Half the police forces in England and Wales lack the capability and resources to properly investigate corruption among their own officers, a report says.
30 JANUARY 2016 | BY THE BBC FOR THE BBC
And it added that most officers and staff were “honest and professional”.
In the report, entitled Integrity Matters, HMIC said systems for handling corruption “varied considerably” between forces, and that too few forces were able to identify and analyse the threats and take proactive steps to catch corrupt officers.
The inspectors also raised concerns that anti-corruption investigators were not using their full powers – such as carrying out searches and drug tests – and as a result were missing opportunities to gather evidence.
The report also suggested it was “impossible” to know the extent of corruption as there was no agreed definition of the term.
To identify corruption, the report therefore complied data on behaviours “most likely” to involve corruption: drug-related offences, bribery, theft, sexual misconduct and unauthorised information disclosure.
HMIC raised concerns about the fact that fewer than a third of the 3,070 investigations into allegations in these categories in the 12 months up to March 2014 resulted in “management action”, written warnings, dismissals or resignations.
HM Inspector of Constabulary Mike Cunningham told BBC Radio 4’s Today programme that one reason for cases being dropped was that they were discovered to be “unfounded or malicious”.
But he added: “We cannot rule out that some of those allegations have not been properly inquired into or investigated.”
By Danny Shaw, BBC home affairs correspondent
The more you look for it, the more you’ll find it – that’s the key message on police corruption from this 226-page report.
And some forces aren’t looking hard enough – they’re failing to identify the threats, develop intelligence and use their full powers to root out corrupt officers.
As the report says, it may partly be down to a lack of resources and specialist capability: this is difficult work, which sometimes involves using the most sophisticated covert techniques against colleagues.
But is it also because some officers lack the motivation to investigate their own?
The report doesn’t answer that.
But it does suggest that ethical standards remain high – so high in fact that some beat officers refuse to accept cups of tea from members of the public in case their acceptance of hospitality is misinterpreted.
The report, rightly, says that’s going too far.
Mr Cunningham said police forces had made “great strides” in tackling misconduct and corruption, and they must now “focus on proactive prevention work”.
He said senior officers were demonstrating “commitment” to stopping corruption, and officers were “quick to tell us that they see corrupt colleagues as a betrayal of the vast majority who are honourable, decent and hard-working”.
He added: “We know only too well that the corrosive nature of corruption means that even a single case can be damaging to public confidence.”
The Inspectorate also said that, while more than three quarters of the 17,200 officers surveyed felt they were encouraged to challenge unethical behaviour, only “just over half” said they trusted the confidentiality of internal reporting systems.

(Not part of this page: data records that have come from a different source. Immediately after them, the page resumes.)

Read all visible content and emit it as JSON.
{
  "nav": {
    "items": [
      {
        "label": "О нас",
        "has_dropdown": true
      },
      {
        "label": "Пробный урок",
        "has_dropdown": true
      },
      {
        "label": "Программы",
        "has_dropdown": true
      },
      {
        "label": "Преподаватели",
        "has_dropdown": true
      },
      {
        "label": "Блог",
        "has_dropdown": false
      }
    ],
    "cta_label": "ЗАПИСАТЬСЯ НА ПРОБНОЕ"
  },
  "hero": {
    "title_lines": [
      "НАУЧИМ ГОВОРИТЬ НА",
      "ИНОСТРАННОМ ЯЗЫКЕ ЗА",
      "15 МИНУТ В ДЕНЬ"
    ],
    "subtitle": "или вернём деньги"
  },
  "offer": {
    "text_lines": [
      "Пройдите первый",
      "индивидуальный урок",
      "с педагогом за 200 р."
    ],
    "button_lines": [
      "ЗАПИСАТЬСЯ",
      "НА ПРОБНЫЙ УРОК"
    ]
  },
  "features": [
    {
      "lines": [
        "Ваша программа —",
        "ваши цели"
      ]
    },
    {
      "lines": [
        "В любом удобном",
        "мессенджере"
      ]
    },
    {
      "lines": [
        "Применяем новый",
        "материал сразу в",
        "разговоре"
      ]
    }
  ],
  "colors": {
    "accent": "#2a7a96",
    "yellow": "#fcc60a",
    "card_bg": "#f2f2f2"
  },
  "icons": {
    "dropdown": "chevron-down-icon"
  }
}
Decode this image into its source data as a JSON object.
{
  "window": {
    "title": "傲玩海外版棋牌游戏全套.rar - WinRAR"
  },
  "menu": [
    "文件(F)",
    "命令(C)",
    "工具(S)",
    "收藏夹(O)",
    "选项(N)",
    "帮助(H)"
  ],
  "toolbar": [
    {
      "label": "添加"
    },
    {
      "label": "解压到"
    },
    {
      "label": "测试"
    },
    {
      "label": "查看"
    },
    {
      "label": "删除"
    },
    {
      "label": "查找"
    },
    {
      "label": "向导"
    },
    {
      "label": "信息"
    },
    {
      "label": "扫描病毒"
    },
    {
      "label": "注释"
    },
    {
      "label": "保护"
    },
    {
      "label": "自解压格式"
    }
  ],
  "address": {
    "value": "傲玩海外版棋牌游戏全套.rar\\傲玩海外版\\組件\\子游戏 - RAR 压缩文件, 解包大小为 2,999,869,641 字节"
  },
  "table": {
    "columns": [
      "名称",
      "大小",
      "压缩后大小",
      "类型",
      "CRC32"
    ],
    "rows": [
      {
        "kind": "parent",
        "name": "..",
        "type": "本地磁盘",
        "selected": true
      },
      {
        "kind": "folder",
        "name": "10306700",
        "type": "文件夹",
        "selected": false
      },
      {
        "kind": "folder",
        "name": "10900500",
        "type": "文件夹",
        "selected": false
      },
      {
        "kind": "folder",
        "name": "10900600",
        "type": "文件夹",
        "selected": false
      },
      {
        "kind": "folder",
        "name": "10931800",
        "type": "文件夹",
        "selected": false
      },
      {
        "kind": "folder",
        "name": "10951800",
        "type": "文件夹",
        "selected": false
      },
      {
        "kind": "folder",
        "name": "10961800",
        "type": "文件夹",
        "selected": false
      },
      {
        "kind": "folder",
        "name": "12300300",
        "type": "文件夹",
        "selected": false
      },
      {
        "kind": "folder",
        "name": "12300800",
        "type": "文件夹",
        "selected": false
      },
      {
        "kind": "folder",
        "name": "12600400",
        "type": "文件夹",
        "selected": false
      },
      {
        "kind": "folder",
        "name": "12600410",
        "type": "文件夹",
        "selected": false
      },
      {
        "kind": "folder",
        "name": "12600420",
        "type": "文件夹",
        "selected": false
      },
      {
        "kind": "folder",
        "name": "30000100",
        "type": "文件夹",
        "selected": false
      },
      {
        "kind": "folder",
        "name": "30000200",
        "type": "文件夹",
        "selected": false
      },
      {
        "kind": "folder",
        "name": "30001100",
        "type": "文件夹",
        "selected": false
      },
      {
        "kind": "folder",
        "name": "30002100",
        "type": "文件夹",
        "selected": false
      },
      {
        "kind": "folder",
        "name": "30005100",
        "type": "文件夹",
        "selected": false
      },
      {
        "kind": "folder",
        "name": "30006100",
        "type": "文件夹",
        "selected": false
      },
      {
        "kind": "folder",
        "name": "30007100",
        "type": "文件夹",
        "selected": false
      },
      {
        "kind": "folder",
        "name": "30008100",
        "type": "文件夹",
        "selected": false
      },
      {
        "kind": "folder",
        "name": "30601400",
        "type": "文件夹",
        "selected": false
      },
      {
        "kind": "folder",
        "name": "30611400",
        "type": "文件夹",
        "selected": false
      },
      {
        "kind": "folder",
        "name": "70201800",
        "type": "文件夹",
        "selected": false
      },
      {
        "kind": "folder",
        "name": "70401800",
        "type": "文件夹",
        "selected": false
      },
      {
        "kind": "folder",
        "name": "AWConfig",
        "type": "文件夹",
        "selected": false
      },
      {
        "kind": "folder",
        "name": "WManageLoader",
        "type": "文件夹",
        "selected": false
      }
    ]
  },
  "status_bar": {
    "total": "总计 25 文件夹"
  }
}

The report, commissioned by Home Secretary Theresa May, found the majority of forces had “maintained or increased staffing levels” in anti-corruption units despite budget cuts.
The College of Policing said its code of ethics was being adopted by all forces and it was exploring how counter-corruption training could be expanded.
The college’s chief executive, Chief Constable Alex Marshall, added: “Work has already begun to provide guidance to forces for best practice in managing whistleblowing.
“This should increase confidence among officers that their force will know how to deal with any disclosure appropriately.”